So what does all this mean for where the market stands just six weeks or so until IMO 2020 is the law of the world? Where is the reaction in the diesel market?
The adequate supplies that the IEA refers to of compliant fuels could not have been produced without some input from diesel. There is an intermediate product called vacuum gasoil (VGO) that is going to be one of the key blendstocks to produce compliant VLSFO. That, combined with greater consumption of MGO, was always seen as the likely way to transition into a new 0.5% market from the current 3.5% standard.
But if VGO is being used, why isn’t there a drop in diesel supplies and a concurrent rise in diesel prices relative to crude? VGO can be used to produce diesel or gasoline, as well as the new blends of VLSFO.
That’s a tough one to answer, but that doesn’t mean there aren’t some things going on in the diesel market that might be pointing to higher prices eventually.
For example, just this week S&P Global Platts reported that the market price for barges of ULSD in the Amsterdam-Rotterdam-Antwerp hub were at a six-month high against the benchmark contract on the ICE commodity exchange for gasoil (which is a middle distillate, like diesel). The spread was $1.75/metric ton, up from $1 just a day earlier. It’s the highest since May, but note that back then the spread was $2.50. So it has moved up, but it isn’t in never-before-seen territory.
One of the reasons cited for the increase in European ULSD prices was a report from a company called Insights Global that ULSD inventories were at eight-month lows in that Rotterdam region. That would be in keeping with other inventory numbers showing tight diesel supplies. U.S. total distillate inventories — which are mostly ULSD — are 14 million barrels less than the five-year average. That’s about a 12% deficit.
Back to the IEA report: It sees tight inventories of middle distillates all over the world. The IEA reported that in September, the last full month for which it has data, inventories of all petroleum products drew 25.8 million barrels compared to a usual September decline of 5.7 million barrels. But it was the distillates that drew the hardest: 16.9 million barrels, which the IEA says is “over three times the usual decrease owing to the a counter-seasonal fall in the Americas and a larger decrease in Europe driven by the lower refinery runs.”
Refining operations worldwide did have a heavy maintenance season in September and October. That certainly contributed to the lower inventory levels. The question is whether it was just maintenance that led to those significant draws in inventories or whether a diversion of feedstocks like VGO into making compliant marine fuels played a part. (U.S. distillate production numbers published by the EIA are not showing that.)

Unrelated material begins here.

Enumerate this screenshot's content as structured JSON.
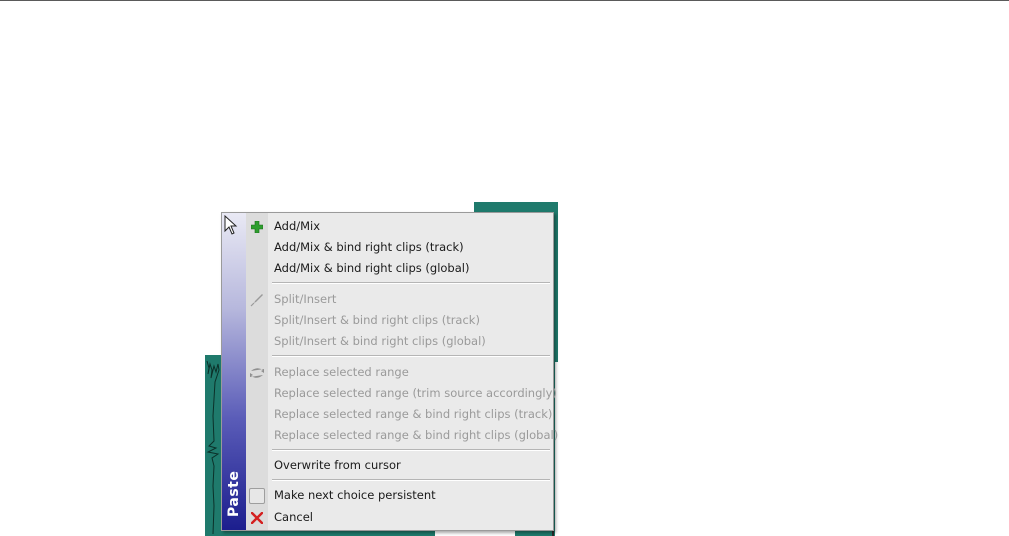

Although we noted that the price of ULSD on the CME had weakened relative to Brent, a sign that IMO 2020 was not hitting prices, the market is in a relatively steep backwardation. A backwardation is a market structure in which the highest price is found in the contract for the most immediate delivery, in this case December. And it’s a structure that develops if inventories are tight. (A perfectly balanced market has the price rise over the course of the calendar, to reflect the cost of storage and the time value of money. That structure is known as contango.)
On Nov. 15, the spread out to next January was about 7 cts, with December 2020 priced about 7 cts less than December 2019. That is a fairly steep backwardation. It steepened by about 1.5 cts just over the course of the week, a move that also could be considered significant.
Truckers and other transportation professionals concerned about IMO 2020 have every right to be breathing a sigh of relief so far. There were predictions that the market might be shooting up by now. It hasn’t happened and it might not. But there are still plenty of things to keep an eye on and watch for the danger coming over the hill.